Joy completed a bachelor’s degree in Biology at the university of Manchester in 2010. She then went on to study for a master’s degree in Advanced Sciences at the University of Liverpool, graduating in 2011. Her research project focused on the effect of rearing temperature on the adult size of Daphnia magna. After this she spent a short time working as a field assistant for the University of Liverpool collecting data for a study of the natural immunity of a wild population of bank voles and field mice in forests on the Wirral. Joy completed her PhD in 2015 studying the effect of equine grass sickness on horse faecal microbiota and biofluid metabolism at the University of Reading. This project utilised proton nuclear magnetic spectroscope to profile biofluid metabolites and next generation sequencing to characterise faecal bacterial populations.
Areas of specialism
Joy's main research interest is the animal gut microbiomes and how these are effected by disease, diet and drugs. She has also been involved in projects developing lab models of the chicken and horse gut to be able to study the bacterial communities that reside there without the need for animal models. She has used these models to study how the gut microbiome effects the presence of potential pathogens within the gut and also how it effects the transfer of antimicrobial resistance genes between bacteria. As well as utilising classical microbiology techniques within the lab she also uses the sequencing of bacterial DNA (16S rRNA and shotgun metagenomics) to study the bacterial population found within lab models of the gut models and those in faecal and gastrointestinal content samples from animals.
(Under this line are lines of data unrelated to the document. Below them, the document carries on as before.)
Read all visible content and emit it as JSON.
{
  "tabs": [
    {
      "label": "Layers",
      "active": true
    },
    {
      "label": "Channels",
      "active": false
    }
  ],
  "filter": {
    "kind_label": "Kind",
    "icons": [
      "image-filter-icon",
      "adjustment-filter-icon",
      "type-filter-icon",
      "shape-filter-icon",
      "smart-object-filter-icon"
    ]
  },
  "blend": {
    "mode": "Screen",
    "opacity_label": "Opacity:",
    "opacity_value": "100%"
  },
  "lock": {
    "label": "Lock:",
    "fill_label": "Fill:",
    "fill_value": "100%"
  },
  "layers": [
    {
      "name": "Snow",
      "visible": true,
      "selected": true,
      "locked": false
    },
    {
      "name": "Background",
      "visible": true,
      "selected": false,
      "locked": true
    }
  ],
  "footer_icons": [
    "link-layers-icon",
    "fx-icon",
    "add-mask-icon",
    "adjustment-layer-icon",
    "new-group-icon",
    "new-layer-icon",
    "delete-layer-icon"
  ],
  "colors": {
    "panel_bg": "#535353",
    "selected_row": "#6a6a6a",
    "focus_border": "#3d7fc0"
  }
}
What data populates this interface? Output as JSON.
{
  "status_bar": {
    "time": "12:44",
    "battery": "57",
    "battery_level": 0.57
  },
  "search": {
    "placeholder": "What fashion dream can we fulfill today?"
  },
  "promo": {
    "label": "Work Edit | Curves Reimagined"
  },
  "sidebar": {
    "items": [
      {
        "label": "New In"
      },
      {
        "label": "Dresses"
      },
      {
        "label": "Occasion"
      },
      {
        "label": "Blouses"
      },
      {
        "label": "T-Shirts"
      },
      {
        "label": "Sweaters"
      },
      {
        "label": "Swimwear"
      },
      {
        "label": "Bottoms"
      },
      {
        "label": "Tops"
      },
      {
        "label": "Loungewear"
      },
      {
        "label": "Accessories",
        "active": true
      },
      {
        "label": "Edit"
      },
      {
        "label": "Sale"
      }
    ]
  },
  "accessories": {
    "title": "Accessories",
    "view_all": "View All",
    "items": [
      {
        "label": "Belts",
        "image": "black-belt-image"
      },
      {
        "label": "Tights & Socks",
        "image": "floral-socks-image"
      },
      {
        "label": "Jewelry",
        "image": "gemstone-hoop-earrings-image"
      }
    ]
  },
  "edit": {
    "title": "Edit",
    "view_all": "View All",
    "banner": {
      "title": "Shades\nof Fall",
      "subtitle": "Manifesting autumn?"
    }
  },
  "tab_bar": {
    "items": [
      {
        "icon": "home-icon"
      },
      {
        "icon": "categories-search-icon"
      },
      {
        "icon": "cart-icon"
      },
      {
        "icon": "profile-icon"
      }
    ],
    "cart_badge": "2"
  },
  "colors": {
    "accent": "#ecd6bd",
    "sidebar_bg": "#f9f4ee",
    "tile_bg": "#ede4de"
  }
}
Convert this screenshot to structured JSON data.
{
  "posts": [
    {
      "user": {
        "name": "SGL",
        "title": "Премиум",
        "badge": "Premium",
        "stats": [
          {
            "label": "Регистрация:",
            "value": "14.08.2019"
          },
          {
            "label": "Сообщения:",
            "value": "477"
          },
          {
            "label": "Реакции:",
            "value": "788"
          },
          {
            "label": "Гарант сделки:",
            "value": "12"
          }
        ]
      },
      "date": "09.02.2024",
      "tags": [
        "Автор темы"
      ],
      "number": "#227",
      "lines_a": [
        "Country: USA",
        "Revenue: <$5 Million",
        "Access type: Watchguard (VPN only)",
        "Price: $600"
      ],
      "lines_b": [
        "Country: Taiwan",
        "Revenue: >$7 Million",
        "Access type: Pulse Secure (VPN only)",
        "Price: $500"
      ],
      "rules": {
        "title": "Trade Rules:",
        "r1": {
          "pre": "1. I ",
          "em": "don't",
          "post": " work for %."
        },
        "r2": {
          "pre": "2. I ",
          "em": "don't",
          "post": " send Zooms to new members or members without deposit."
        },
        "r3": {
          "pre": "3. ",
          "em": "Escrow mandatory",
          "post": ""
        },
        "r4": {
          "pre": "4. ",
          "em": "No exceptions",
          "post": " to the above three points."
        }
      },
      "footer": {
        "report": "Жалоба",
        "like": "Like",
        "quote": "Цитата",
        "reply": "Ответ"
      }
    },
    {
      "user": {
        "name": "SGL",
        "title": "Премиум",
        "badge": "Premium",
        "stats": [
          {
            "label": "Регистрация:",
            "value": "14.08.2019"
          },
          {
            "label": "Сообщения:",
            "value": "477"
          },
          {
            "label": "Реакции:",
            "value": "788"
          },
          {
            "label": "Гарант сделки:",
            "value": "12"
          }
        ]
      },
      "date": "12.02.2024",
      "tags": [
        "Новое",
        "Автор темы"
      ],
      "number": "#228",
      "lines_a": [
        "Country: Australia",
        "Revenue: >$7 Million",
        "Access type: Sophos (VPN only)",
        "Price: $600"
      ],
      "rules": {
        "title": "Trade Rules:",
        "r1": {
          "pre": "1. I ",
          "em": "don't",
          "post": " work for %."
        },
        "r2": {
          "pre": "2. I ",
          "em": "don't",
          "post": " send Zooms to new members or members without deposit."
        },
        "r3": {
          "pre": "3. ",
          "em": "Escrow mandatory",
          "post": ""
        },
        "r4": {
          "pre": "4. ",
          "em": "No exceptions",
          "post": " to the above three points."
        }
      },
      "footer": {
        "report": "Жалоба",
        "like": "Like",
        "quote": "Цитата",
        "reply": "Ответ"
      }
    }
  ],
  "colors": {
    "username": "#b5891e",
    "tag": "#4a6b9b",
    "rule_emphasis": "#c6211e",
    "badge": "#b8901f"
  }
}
She has also used proton nuclear magenetic resonance (NMR) spectroscopy to analyse animal biofluids to study the impact of the metabolism of the bacteria in the gut on the metabolism of the whole animal.